Last Updated on June 30, 2020 by Dr. Philip Schein MD
Too early ejaculation, or, according to the International Classification of Diseases (ICD), premature ejaculation, is considered a prevalent sexual dysfunction. This is an impossibility of a man to control ejaculation. The climax can occur before the penetration of the penis, that is, when the male genital organ only comes into contact with the female genitalia. In addition, ahis can happen immediately after penetrating and just several frictions inside the vagina so quickly that the partner doesn’t have time to get an orgasm.
Self-Medication and Premature Ejaculation
Men who experience premature ejaculation and do not want to contact specialists because of false bashfulness try to deal with this on their own. They restrain ejaculation and try to tightly control themselves during intercourse. However, these efforts can lead to a result only if PE is psychogenic in nature and the roots of this condition are associated with ordinary inexperience. However, if the disorder is physiological (organic), self-medicating and staying in silence can only aggravate it.
Oral Pharmacological Treatments for Premature Ejaculation
Different medicines may be advised depending on the causes of PE, as the ailment can coexist with and linked to erectile dysfunction, inflammation of the prostate gland, etc. These can be drugs for potency, antidepressants, etc. In particular, there is evidence that Viagra can provide assistance with rapid ejaculation. For instance, in 2007, Chinese researchers at People’s Hospital of Hainan Province reported that sildenafil (Viagra’s active component) demonstrated good efficiency in treating PE. What’s more, it seemed to be more effective than paroxetine, an antidepressant which is used to assist PE sufferers (off-label). So, let’s get to the use of antidepressants in this sphere.

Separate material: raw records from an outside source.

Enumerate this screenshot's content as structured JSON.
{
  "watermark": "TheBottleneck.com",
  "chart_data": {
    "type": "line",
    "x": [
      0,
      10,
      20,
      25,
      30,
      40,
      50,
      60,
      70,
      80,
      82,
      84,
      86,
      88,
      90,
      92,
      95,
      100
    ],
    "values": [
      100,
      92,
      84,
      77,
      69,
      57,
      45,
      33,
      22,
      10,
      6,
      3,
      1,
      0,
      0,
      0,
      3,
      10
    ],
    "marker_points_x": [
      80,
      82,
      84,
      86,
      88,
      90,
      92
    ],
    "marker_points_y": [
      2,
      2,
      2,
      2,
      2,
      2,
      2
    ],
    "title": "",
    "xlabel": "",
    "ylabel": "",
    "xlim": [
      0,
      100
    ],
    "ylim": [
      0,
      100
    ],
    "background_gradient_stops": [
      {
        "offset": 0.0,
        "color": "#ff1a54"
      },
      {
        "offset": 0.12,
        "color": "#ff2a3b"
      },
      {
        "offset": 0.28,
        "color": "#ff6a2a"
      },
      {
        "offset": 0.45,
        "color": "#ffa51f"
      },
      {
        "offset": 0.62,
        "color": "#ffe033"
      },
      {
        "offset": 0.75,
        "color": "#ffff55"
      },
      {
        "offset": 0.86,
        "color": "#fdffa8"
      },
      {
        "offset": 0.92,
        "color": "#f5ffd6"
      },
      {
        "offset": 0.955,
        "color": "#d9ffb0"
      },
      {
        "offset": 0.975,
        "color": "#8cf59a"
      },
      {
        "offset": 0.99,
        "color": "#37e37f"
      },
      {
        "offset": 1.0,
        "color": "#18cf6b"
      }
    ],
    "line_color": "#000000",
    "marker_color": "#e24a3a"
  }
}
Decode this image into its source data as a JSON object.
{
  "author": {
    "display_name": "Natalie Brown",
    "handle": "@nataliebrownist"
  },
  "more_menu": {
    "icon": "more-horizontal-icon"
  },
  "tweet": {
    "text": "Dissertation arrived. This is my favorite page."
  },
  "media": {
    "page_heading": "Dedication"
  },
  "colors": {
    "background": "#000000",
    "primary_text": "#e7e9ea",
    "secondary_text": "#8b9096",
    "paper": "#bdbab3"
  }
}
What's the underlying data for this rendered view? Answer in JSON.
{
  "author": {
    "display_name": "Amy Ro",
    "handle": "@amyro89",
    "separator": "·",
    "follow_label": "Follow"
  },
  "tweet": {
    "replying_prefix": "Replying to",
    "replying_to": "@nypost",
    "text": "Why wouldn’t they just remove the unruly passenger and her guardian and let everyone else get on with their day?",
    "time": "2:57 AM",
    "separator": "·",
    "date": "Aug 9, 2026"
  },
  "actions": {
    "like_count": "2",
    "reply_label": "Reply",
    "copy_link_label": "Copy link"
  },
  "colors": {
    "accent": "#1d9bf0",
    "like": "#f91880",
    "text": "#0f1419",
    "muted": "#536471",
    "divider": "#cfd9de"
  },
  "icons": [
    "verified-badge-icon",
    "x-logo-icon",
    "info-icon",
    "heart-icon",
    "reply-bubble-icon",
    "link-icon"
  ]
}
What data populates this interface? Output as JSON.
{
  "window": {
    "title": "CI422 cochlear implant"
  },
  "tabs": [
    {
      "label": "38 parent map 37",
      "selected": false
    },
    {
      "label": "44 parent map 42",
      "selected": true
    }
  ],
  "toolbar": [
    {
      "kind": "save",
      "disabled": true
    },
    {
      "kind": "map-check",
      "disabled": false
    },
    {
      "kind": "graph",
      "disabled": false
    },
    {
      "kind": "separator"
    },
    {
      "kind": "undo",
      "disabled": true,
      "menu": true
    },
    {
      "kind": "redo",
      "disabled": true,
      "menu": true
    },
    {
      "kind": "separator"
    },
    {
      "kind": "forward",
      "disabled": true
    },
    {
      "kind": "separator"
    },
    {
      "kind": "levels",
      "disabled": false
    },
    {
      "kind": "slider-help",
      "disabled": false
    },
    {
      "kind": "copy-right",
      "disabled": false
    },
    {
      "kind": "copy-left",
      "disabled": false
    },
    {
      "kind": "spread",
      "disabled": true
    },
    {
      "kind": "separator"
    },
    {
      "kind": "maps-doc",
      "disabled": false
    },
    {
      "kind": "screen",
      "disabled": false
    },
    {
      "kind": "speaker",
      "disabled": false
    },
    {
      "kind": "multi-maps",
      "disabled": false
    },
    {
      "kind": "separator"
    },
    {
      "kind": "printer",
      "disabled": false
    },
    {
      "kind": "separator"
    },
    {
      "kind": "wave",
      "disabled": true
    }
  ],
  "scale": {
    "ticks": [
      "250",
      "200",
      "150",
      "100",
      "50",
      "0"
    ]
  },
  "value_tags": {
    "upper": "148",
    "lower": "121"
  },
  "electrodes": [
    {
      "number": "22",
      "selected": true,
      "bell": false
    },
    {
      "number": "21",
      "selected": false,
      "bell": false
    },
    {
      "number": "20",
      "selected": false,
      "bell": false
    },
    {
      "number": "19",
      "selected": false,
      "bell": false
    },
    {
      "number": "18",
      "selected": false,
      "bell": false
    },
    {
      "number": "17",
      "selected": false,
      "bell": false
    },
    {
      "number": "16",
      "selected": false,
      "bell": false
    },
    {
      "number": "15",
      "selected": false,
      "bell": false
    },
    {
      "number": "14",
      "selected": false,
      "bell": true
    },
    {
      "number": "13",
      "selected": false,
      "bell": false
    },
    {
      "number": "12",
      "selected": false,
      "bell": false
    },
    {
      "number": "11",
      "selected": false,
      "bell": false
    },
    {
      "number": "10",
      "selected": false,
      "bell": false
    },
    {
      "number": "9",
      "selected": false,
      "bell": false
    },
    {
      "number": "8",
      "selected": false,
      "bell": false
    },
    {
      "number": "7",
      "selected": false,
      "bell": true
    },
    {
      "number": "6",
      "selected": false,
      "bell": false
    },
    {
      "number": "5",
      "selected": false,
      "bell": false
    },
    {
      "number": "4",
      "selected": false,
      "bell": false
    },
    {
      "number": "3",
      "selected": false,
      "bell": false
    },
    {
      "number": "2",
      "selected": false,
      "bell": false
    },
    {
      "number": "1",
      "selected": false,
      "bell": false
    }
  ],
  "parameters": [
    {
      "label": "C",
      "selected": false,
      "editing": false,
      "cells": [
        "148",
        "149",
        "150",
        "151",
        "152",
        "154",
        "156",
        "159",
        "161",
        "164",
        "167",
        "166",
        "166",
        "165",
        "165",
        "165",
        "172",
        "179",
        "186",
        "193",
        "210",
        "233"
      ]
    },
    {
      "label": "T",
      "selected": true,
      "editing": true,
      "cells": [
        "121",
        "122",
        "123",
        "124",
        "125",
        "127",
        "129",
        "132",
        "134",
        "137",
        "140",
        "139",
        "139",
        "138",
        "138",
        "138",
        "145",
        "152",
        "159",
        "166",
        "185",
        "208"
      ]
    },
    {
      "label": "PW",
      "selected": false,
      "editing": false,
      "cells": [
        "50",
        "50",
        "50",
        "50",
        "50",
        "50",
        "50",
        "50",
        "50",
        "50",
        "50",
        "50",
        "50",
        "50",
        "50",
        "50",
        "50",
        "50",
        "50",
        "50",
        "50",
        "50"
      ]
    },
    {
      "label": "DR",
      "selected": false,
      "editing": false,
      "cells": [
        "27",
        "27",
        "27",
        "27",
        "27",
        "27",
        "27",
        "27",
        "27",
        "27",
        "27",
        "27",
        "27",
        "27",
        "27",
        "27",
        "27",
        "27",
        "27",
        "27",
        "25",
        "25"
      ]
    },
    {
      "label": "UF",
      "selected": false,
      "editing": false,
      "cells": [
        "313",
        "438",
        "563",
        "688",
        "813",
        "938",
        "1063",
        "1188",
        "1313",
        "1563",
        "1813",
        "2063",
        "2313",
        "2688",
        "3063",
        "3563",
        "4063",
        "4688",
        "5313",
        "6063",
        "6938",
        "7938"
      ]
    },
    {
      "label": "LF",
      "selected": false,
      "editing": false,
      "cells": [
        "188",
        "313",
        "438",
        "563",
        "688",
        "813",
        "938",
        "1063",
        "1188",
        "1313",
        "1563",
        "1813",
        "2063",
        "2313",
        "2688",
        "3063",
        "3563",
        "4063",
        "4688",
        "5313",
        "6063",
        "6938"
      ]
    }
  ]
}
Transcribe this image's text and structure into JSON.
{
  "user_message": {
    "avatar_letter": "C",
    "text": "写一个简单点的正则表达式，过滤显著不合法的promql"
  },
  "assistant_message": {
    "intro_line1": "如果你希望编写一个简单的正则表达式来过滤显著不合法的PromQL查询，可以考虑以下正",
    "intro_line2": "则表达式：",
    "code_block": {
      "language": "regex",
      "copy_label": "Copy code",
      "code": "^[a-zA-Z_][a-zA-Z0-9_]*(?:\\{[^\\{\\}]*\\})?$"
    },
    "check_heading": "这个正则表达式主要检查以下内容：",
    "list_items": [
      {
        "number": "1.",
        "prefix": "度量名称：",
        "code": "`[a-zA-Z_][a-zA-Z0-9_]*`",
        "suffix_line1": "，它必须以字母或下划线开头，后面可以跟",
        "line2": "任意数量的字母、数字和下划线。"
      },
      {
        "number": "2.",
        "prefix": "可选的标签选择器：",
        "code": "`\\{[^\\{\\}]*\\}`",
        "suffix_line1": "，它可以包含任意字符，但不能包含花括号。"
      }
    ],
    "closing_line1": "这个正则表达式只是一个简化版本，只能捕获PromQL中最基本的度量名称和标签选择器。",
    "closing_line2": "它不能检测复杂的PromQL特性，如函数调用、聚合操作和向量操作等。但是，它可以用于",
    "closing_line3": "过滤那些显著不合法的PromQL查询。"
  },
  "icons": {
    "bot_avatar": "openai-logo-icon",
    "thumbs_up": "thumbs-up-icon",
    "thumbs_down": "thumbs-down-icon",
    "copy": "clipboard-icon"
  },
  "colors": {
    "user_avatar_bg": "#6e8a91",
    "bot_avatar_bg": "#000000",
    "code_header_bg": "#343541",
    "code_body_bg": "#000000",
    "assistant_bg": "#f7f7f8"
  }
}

Several medicaments approved for depression treatment are unofficially used to treat premature ejaculation. They belong to the class of selective serotonin reuptake inhibitors (SSRIs). Examples include escitalopram (Lexapro), paroxetine (Paxil) and fluoxetine (Sarafem). The only medication which is specifically intended for treating PE and has multiple regulatory approvals for this is dapoxetine. It also belongs to SSRIs. Dapoxetine is sold under the trade name Priligy by Janssen-Cilag company. This oral preparation blocks the serotonin transporter thereby preventing serotonin breakdown and delaying climax. Multiple studies regarding applicability and safety of dapoxetine have been carried out. After several studies, including a paper published in Therapeutic Advances in Urology (2012) this substance is safe and well-tolerated.
In the near future, a topical aerosol (code name PSD502) may be licensed for PE treatment. It’s known that this remedy significantly increases IELT (intravaginal ejaculation latency time) but features minimal local and actually negligible systemic adverse reactions. According to ClinicalTrials.gov, a randomized study is being done to test the effect of this spray.
Read a thought-provoking article: 7 Myths about Premature Ejaculation and Their Debunking
Other Therapies for PE
If the head (glans) of the penis is hypersensitive, you can try the following method: apply an anesthetic ointment locally before intercourse and then put on a condom. There are also various techniques for delaying ejaculation during sex. Consulting a psychologist or sexologist can be helpful.
I’m an Oncologist and Hematology Specialist primary located in Bryn Mawr, Pennsylvania. I have over 55 years of experience in the medical field and more than 20 years of practice. I’m skilled at the treatment & diagnosis of a large array of ailments & diseases in adults.
- American Board of Internal Medicine Certification in Internal Medicine
- American Board of Hematology Certification in Hematology
- American Board of Medical Oncology Certification in Medical Oncology